Better care, better health outcomes▶︎
No more delays. No more unmet needs. No more gaps.
Transforming the system isn’t simple. And it won’t happen overnight. But, through a coordinated effort, including policy, practice, and our communities, we can uncomplicate the system.
Explore the key drivers and evidence for integrating behavioral health.
Patients with behavioral health conditions can cost 3x as much as patients without. Depression alone has been linked to 50-100% higher direct and indirect costs. Integrating behavioral health can decrease overall medical costs in a variety of ways, including unnecessary emergency room visits, and fewer patient sick days. Overall, by integrating physical and behavioral health services, we can save an estimated $26-48 billion dollars annually.
Improved Health OutcomesWhen health care providers practice in their silos, they focus on specific physical or behavioral health symptoms, which often results in poorer whole health outcomes. What’s more, financial and stigma barriers often prevent patients from getting the care they need. When behavioral health providers are part of the medical team, we reduce financial barriers, decrease mental health stigma, and improve patient health outcomes.

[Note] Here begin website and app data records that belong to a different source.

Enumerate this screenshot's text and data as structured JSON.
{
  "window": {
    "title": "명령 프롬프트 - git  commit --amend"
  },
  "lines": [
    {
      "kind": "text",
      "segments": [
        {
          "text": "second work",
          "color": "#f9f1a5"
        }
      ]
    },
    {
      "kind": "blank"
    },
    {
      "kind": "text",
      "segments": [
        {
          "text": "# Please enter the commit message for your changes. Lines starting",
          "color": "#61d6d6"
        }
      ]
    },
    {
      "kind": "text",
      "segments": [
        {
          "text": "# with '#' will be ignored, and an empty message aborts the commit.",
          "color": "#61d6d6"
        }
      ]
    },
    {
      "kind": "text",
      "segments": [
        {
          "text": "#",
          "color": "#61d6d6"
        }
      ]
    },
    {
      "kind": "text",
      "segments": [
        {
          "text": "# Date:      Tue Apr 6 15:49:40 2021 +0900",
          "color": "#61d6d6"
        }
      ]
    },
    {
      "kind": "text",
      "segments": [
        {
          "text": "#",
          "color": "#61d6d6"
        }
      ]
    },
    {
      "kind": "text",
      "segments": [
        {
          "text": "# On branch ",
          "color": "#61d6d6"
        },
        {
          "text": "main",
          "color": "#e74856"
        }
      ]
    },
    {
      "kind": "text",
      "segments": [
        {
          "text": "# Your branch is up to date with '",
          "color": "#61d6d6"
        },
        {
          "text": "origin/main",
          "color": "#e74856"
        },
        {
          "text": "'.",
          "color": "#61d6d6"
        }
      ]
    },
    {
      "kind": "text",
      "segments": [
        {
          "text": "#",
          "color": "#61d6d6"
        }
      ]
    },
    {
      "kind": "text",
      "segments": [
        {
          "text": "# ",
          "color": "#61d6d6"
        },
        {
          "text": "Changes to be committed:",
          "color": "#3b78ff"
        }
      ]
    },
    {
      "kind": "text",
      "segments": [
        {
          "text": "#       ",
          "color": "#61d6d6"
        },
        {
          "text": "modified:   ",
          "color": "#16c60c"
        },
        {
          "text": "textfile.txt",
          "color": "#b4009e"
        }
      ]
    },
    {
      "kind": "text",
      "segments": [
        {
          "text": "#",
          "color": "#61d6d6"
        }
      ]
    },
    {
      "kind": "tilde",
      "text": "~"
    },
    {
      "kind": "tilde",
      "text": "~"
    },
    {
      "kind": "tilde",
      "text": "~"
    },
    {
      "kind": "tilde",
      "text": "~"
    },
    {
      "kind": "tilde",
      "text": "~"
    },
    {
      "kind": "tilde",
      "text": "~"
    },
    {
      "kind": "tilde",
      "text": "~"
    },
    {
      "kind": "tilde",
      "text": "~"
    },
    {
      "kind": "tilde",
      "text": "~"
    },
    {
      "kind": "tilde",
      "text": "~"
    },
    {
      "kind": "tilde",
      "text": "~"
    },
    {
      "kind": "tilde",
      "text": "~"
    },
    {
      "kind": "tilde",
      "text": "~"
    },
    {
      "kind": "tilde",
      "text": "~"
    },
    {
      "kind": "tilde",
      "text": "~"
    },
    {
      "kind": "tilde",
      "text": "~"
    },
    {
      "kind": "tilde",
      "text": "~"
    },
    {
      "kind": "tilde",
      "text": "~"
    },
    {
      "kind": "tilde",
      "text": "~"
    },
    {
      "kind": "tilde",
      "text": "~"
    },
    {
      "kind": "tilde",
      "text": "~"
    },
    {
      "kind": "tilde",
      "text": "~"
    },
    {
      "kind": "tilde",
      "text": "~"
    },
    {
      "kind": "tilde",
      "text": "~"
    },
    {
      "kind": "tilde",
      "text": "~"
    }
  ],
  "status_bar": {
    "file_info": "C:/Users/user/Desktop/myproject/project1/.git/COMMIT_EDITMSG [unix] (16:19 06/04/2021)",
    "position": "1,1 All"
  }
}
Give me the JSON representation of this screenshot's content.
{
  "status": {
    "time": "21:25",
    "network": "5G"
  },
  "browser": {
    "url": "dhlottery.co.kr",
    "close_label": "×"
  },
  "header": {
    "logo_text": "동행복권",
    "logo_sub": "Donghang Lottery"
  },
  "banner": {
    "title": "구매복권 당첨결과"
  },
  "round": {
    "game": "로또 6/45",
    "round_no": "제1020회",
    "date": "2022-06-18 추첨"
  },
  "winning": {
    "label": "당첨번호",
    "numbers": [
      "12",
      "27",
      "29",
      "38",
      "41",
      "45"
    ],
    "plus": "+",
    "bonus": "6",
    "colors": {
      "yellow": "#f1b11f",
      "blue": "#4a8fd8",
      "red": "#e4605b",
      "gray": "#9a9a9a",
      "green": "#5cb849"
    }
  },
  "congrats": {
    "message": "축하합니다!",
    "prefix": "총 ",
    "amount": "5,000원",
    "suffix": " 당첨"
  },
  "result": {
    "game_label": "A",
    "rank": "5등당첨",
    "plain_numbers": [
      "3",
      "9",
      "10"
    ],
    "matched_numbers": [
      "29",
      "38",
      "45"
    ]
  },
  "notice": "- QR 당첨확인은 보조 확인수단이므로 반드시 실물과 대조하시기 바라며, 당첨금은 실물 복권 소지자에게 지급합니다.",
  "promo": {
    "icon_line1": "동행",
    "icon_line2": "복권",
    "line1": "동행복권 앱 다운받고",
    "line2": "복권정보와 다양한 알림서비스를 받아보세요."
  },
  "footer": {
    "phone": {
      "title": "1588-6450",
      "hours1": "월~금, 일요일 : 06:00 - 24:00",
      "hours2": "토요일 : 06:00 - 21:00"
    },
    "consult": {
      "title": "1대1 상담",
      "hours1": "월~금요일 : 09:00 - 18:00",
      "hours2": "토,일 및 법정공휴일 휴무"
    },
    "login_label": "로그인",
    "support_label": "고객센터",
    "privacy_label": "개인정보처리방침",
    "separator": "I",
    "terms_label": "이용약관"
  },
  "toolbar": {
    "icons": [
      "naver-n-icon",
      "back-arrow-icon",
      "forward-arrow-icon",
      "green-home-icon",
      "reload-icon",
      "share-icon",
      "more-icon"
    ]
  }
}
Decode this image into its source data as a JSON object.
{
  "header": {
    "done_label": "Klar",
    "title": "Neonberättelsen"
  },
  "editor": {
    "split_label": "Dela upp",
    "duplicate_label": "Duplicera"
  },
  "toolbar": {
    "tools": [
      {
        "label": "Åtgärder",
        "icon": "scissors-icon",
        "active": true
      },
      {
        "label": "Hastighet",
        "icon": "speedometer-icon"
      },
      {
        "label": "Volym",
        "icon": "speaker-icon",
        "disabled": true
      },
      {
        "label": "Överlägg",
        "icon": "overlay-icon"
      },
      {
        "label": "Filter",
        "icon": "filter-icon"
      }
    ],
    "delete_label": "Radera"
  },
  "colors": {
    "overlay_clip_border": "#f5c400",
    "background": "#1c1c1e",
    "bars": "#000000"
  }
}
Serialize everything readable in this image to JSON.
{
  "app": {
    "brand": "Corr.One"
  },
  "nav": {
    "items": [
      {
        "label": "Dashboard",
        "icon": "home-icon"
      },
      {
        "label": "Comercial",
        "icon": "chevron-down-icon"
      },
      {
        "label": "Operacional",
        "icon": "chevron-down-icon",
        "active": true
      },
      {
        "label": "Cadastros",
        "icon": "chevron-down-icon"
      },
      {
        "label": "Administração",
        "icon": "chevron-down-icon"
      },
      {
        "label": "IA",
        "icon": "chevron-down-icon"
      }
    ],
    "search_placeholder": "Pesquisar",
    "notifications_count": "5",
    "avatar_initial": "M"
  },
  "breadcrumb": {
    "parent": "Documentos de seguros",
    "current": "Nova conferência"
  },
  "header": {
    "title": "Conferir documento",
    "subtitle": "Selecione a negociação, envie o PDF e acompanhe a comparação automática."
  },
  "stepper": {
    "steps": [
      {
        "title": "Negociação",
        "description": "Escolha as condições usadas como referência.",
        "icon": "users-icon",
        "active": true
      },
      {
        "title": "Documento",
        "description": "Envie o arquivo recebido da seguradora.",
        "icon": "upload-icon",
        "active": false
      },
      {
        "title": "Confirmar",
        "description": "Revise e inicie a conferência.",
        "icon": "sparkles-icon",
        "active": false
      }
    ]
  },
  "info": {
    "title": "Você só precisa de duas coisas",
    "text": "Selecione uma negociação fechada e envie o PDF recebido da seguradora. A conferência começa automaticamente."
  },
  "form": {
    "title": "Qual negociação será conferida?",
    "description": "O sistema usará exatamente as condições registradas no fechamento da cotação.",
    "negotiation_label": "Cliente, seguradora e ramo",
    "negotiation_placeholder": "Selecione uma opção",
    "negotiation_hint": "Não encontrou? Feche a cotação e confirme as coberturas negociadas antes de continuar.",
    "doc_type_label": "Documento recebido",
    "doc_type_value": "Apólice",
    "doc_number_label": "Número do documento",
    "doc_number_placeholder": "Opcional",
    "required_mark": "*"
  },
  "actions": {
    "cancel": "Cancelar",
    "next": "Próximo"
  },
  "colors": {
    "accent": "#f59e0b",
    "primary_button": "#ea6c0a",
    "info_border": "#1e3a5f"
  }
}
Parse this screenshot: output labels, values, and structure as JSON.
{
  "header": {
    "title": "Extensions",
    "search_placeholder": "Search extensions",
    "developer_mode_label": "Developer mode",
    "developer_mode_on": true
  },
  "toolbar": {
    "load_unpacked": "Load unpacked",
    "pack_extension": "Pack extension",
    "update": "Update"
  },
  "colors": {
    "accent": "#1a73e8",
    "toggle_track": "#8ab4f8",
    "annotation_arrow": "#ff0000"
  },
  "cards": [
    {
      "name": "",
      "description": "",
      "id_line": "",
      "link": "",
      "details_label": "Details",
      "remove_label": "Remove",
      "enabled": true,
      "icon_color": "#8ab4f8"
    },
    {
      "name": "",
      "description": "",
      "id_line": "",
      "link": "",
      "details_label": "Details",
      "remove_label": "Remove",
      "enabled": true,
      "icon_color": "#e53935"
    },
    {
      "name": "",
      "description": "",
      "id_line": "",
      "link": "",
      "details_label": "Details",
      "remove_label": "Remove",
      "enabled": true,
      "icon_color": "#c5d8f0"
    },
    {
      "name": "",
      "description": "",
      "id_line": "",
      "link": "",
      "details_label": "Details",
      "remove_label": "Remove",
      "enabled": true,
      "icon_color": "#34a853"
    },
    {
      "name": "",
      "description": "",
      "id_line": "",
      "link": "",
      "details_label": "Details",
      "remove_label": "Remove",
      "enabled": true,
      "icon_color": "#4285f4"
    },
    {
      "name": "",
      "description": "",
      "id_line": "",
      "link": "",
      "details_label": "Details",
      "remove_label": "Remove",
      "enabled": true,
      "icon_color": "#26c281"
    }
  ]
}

Greater Access to CareAlthough most patients access behavioral health services outside of traditional mental health care settings, the most people still do not have access to the care they need. For example, while 70-80% of children obtain behavioral health services at school, nearly 80% with mental health needs don’t receive treatment. When we integrate behavioral health providers into hospitals and practices, patients no longer have to visit different offices for different systems of care. Instead, they receive whole person care at one appointment.